Engine of More: Bikeshedding
This is an introduction to Bikeshedding. What is bikeshedding? When a problem or a project is proposed in a Hackerspace, generally speaking, where the hackerspace is run with a flat hierarchy* debate ensues and rages on for a while and no actual activity gets done.
* we are not talking about the many dictatorships that look a bit like a hackerspace
The right place to start is with the Hackerspace design patterns which describe the problem thus:
Don’t be distracted into a discussion about bikesheds and their colour, that’s not what bikeshedding is really about, that’s just the example. In a Hackspace bikeshedding occurs often, not just because the folks in a space get distracted by all the possibilities of the outcome of a project, but also because structures are flat and it’s easy to avoid taking responsibility for a project. This also doesn’t just occur when
When something is everyones job, it’s really no ones responsibility, worse, if it is a group people that are responsible for something then its just as unlikely to happen.
Early on in Nottingham Hackspace we made a rule called Rule 3, Talk is Cheap..
Rule 3, “talk is cheap” came about because in the early days of the Nottingham Hackspace, it became rather tiresome when working on, say, an Arduino project, to have someone else say to you something like “What YOU should do is with that Arduino is build a robot.” The original idea of the “talk is cheap” rule, was to stop people telling you what you should do with your project and to encourage them instead to go do that thing they suggested, themselves.
I’m going to repeat this, with a slightly different example. You’d turn up with two halves of a bike with the intention of turning them into a whole bike, for example. Another member of the space would sidle over and say “What you should do with those bikes is make a cider press.” “No you’d say, I’m going to make a bike.” The idea was that instead of giving forth opinions about what others should do, you should do a thing yourself, with your own stuff and not trouble others with how they should work on their stuff.
But, of course, as the Hackspace was being developed and worked on, people came up with ideas about what should be done, yet not wanting to do that themselves they’d say “Someone should_______” and that might be “make a woodwork area” or “build a door bot.” Rapidly in the Nottingham Hackspace, Rule 3 got moved to tackle this sort of “suggestion”. There was something similar at the London Hackspace.
Well Volunteered, uses the Engineering Professor animal advise meme template and can be found http://jonty.co.uk/bits/wv.jpg on Jonty Wareing’s website. Implying that the person who suggests the thing, should do the thing. In the best case scenario this means that people will do good things. In the worst case it means people won’t speak up for fear of being lumbered with a responsibility they can’t handle, or worse will end up being volunteered for a task for which they are ill equipped or prepared.
Now you know what Bikeshedding is. All that has to happen now is I tell you how to fix this problem… now if we paint the problem red then…

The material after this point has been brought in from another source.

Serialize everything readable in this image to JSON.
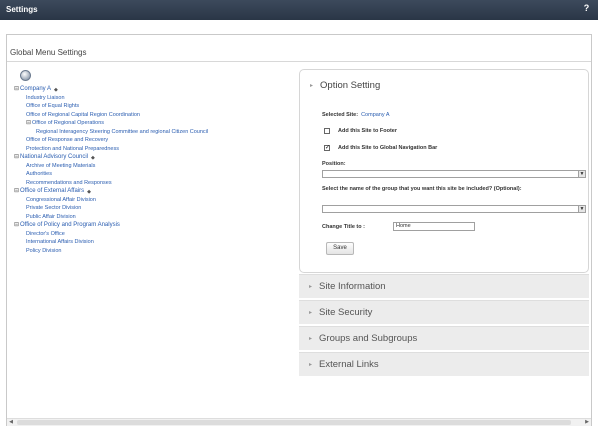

todays photo thumbnail is a picture of railway arches at Herne Hill, Lambeth in South London. The South London Makerspace is in a railway arch a few yards up from these “lock-ups”. I believe that railway arches make excellent homes for Maker and Hackerspaces.